**AVAILABLE DATA**
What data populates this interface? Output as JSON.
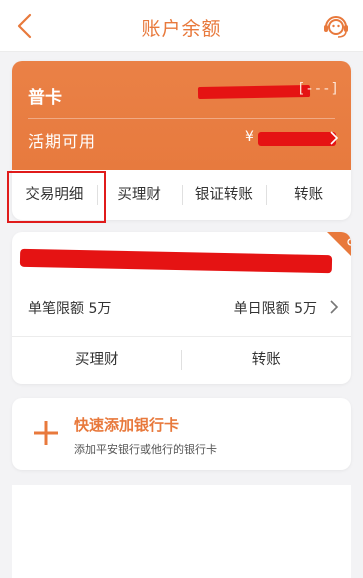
{
  "header": {
    "title": "账户余额",
    "back_icon": "chevron-left-icon",
    "service_icon": "customer-service-icon",
    "accent": "#e8793c"
  },
  "account_card": {
    "card_type": "普卡",
    "card_number_masked": "[---]",
    "balance_label": "活期可用",
    "currency_symbol": "¥",
    "actions": [
      "交易明细",
      "买理财",
      "银证转账",
      "转账"
    ],
    "highlight_color": "#e01b1b",
    "card_color": "#e77a3e"
  },
  "bank_card": {
    "single_limit": "单笔限额 5万",
    "daily_limit": "单日限额 5万",
    "actions": [
      "买理财",
      "转账"
    ]
  },
  "add_card": {
    "title": "快速添加银行卡",
    "subtitle": "添加平安银行或他行的银行卡"
  }
}
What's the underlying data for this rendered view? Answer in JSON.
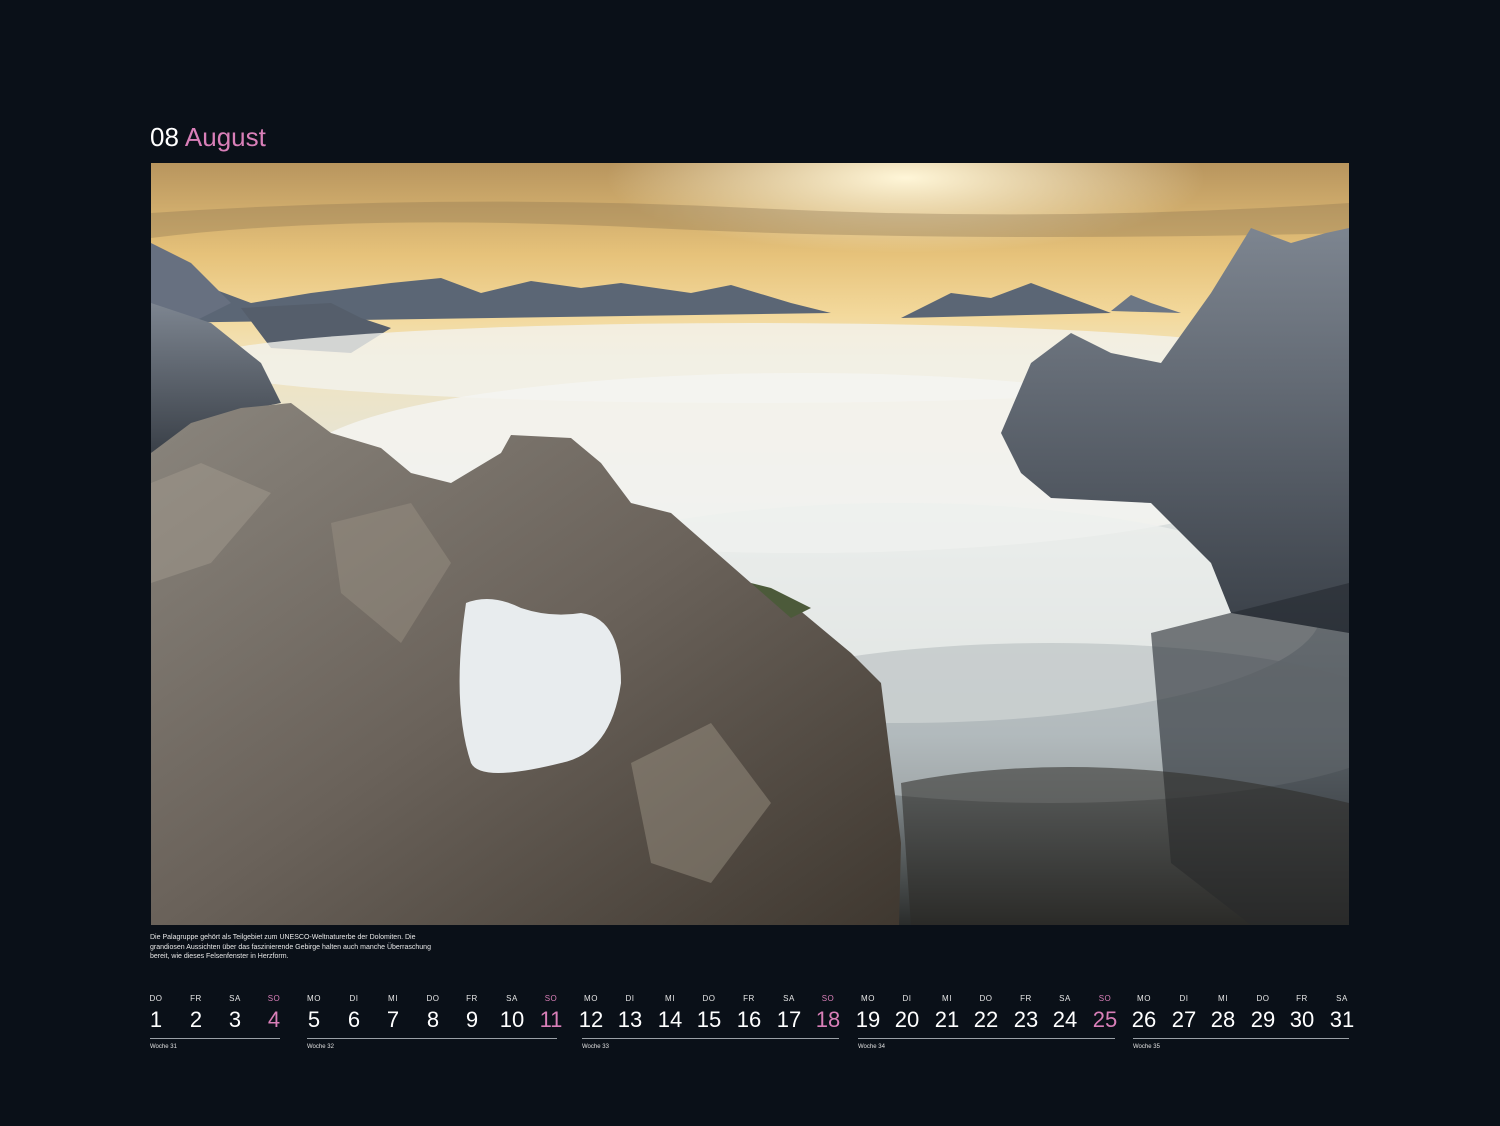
{
  "header": {
    "month_number": "08",
    "month_name": "August"
  },
  "caption": "Die Palagruppe gehört als Teilgebiet zum UNESCO-Weltnaturerbe der Dolomiten. Die grandiosen Aussichten über das faszinierende Gebirge halten auch manche Überraschung bereit, wie dieses Felsenfenster in Herzform.",
  "colors": {
    "background": "#0a1018",
    "accent": "#d97fb8",
    "text": "#ffffff"
  },
  "days": [
    {
      "dow": "DO",
      "num": "1",
      "sunday": false
    },
    {
      "dow": "FR",
      "num": "2",
      "sunday": false
    },
    {
      "dow": "SA",
      "num": "3",
      "sunday": false
    },
    {
      "dow": "SO",
      "num": "4",
      "sunday": true
    },
    {
      "dow": "MO",
      "num": "5",
      "sunday": false
    },
    {
      "dow": "DI",
      "num": "6",
      "sunday": false
    },
    {
      "dow": "MI",
      "num": "7",
      "sunday": false
    },
    {
      "dow": "DO",
      "num": "8",
      "sunday": false
    },
    {
      "dow": "FR",
      "num": "9",
      "sunday": false
    },
    {
      "dow": "SA",
      "num": "10",
      "sunday": false
    },
    {
      "dow": "SO",
      "num": "11",
      "sunday": true
    },
    {
      "dow": "MO",
      "num": "12",
      "sunday": false
    },
    {
      "dow": "DI",
      "num": "13",
      "sunday": false
    },
    {
      "dow": "MI",
      "num": "14",
      "sunday": false
    },
    {
      "dow": "DO",
      "num": "15",
      "sunday": false
    },
    {
      "dow": "FR",
      "num": "16",
      "sunday": false
    },
    {
      "dow": "SA",
      "num": "17",
      "sunday": false
    },
    {
      "dow": "SO",
      "num": "18",
      "sunday": true
    },
    {
      "dow": "MO",
      "num": "19",
      "sunday": false
    },
    {
      "dow": "DI",
      "num": "20",
      "sunday": false
    },
    {
      "dow": "MI",
      "num": "21",
      "sunday": false
    },
    {
      "dow": "DO",
      "num": "22",
      "sunday": false
    },
    {
      "dow": "FR",
      "num": "23",
      "sunday": false
    },
    {
      "dow": "SA",
      "num": "24",
      "sunday": false
    },
    {
      "dow": "SO",
      "num": "25",
      "sunday": true
    },
    {
      "dow": "MO",
      "num": "26",
      "sunday": false
    },
    {
      "dow": "DI",
      "num": "27",
      "sunday": false
    },
    {
      "dow": "MI",
      "num": "28",
      "sunday": false
    },
    {
      "dow": "DO",
      "num": "29",
      "sunday": false
    },
    {
      "dow": "FR",
      "num": "30",
      "sunday": false
    },
    {
      "dow": "SA",
      "num": "31",
      "sunday": false
    }
  ],
  "weeks": [
    {
      "label": "Woche 31"
    },
    {
      "label": "Woche 32"
    },
    {
      "label": "Woche 33"
    },
    {
      "label": "Woche 34"
    },
    {
      "label": "Woche 35"
    }
  ]
}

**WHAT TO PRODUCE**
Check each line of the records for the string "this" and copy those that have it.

**RESPONSE AREA**
What data populates this interface? Output as JSON.
What's the underlying data for this rendered view? Answer in JSON.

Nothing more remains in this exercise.